- _Data listing_:
■ ■ ■ ■
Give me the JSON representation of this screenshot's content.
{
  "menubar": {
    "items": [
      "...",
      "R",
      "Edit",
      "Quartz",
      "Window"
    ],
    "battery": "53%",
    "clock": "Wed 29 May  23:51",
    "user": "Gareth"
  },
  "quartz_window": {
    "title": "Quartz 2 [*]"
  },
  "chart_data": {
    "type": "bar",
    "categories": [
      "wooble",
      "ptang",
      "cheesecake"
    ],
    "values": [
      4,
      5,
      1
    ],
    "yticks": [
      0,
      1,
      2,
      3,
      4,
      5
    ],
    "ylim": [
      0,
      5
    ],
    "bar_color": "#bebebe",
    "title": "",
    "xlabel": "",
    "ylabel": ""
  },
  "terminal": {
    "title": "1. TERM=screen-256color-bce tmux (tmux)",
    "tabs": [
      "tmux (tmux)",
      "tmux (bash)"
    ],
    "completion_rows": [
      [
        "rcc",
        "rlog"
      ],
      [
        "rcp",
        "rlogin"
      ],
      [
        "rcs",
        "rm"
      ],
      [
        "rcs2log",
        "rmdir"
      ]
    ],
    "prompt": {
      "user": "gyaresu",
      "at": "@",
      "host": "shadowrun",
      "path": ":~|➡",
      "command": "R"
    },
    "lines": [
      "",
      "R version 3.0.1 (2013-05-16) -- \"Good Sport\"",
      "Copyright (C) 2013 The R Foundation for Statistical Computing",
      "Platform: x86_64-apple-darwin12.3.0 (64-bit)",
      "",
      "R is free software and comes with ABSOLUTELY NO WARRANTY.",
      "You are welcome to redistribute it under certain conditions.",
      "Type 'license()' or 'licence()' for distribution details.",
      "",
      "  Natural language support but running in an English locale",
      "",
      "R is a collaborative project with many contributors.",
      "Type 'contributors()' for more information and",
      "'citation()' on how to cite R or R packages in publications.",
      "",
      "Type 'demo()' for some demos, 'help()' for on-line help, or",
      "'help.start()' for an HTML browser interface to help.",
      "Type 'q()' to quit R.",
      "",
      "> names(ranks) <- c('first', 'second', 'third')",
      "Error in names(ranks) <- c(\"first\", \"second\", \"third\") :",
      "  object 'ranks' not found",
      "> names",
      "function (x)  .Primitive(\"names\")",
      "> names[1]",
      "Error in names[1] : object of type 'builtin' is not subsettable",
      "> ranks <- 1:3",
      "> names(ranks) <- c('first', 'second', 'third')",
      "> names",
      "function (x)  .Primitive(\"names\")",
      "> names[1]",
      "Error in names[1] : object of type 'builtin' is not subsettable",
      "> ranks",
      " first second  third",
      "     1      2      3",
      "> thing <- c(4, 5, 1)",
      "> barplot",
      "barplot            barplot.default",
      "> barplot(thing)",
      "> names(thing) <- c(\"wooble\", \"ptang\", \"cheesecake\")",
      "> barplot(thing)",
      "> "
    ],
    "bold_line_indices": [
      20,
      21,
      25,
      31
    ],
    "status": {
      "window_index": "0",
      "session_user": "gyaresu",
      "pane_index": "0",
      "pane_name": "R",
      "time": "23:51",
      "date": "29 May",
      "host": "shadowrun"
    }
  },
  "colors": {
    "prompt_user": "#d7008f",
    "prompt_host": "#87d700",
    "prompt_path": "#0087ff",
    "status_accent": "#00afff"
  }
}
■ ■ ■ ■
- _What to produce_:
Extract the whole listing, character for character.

- _Result below_:
Give me the JSON representation of this screenshot's content.
{
  "menubar": {
    "items": [
      "...",
      "R",
      "Edit",
      "Quartz",
      "Window"
    ],
    "battery": "53%",
    "clock": "Wed 29 May  23:51",
    "user": "Gareth"
  },
  "quartz_window": {
    "title": "Quartz 2 [*]"
  },
  "chart_data": {
    "type": "bar",
    "categories": [
      "wooble",
      "ptang",
      "cheesecake"
    ],
    "values": [
      4,
      5,
      1
    ],
    "yticks": [
      0,
      1,
      2,
      3,
      4,
      5
    ],
    "ylim": [
      0,
      5
    ],
    "bar_color": "#bebebe",
    "title": "",
    "xlabel": "",
    "ylabel": ""
  },
  "terminal": {
    "title": "1. TERM=screen-256color-bce tmux (tmux)",
    "tabs": [
      "tmux (tmux)",
      "tmux (bash)"
    ],
    "completion_rows": [
      [
        "rcc",
        "rlog"
      ],
      [
        "rcp",
        "rlogin"
      ],
      [
        "rcs",
        "rm"
      ],
      [
        "rcs2log",
        "rmdir"
      ]
    ],
    "prompt": {
      "user": "gyaresu",
      "at": "@",
      "host": "shadowrun",
      "path": ":~|➡",
      "command": "R"
    },
    "lines": [
      "",
      "R version 3.0.1 (2013-05-16) -- \"Good Sport\"",
      "Copyright (C) 2013 The R Foundation for Statistical Computing",
      "Platform: x86_64-apple-darwin12.3.0 (64-bit)",
      "",
      "R is free software and comes with ABSOLUTELY NO WARRANTY.",
      "You are welcome to redistribute it under certain conditions.",
      "Type 'license()' or 'licence()' for distribution details.",
      "",
      "  Natural language support but running in an English locale",
      "",
      "R is a collaborative project with many contributors.",
      "Type 'contributors()' for more information and",
      "'citation()' on how to cite R or R packages in publications.",
      "",
      "Type 'demo()' for some demos, 'help()' for on-line help, or",
      "'help.start()' for an HTML browser interface to help.",
      "Type 'q()' to quit R.",
      "",
      "> names(ranks) <- c('first', 'second', 'third')",
      "Error in names(ranks) <- c(\"first\", \"second\", \"third\") :",
      "  object 'ranks' not found",
      "> names",
      "function (x)  .Primitive(\"names\")",
      "> names[1]",
      "Error in names[1] : object of type 'builtin' is not subsettable",
      "> ranks <- 1:3",
      "> names(ranks) <- c('first', 'second', 'third')",
      "> names",
      "function (x)  .Primitive(\"names\")",
      "> names[1]",
      "Error in names[1] : object of type 'builtin' is not subsettable",
      "> ranks",
      " first second  third",
      "     1      2      3",
      "> thing <- c(4, 5, 1)",
      "> barplot",
      "barplot            barplot.default",
      "> barplot(thing)",
      "> names(thing) <- c(\"wooble\", \"ptang\", \"cheesecake\")",
      "> barplot(thing)",
      "> "
    ],
    "bold_line_indices": [
      20,
      21,
      25,
      31
    ],
    "status": {
      "window_index": "0",
      "session_user": "gyaresu",
      "pane_index": "0",
      "pane_name": "R",
      "time": "23:51",
      "date": "29 May",
      "host": "shadowrun"
    }
  },
  "colors": {
    "prompt_user": "#d7008f",
    "prompt_host": "#87d700",
    "prompt_path": "#0087ff",
    "status_accent": "#00afff"
  }
}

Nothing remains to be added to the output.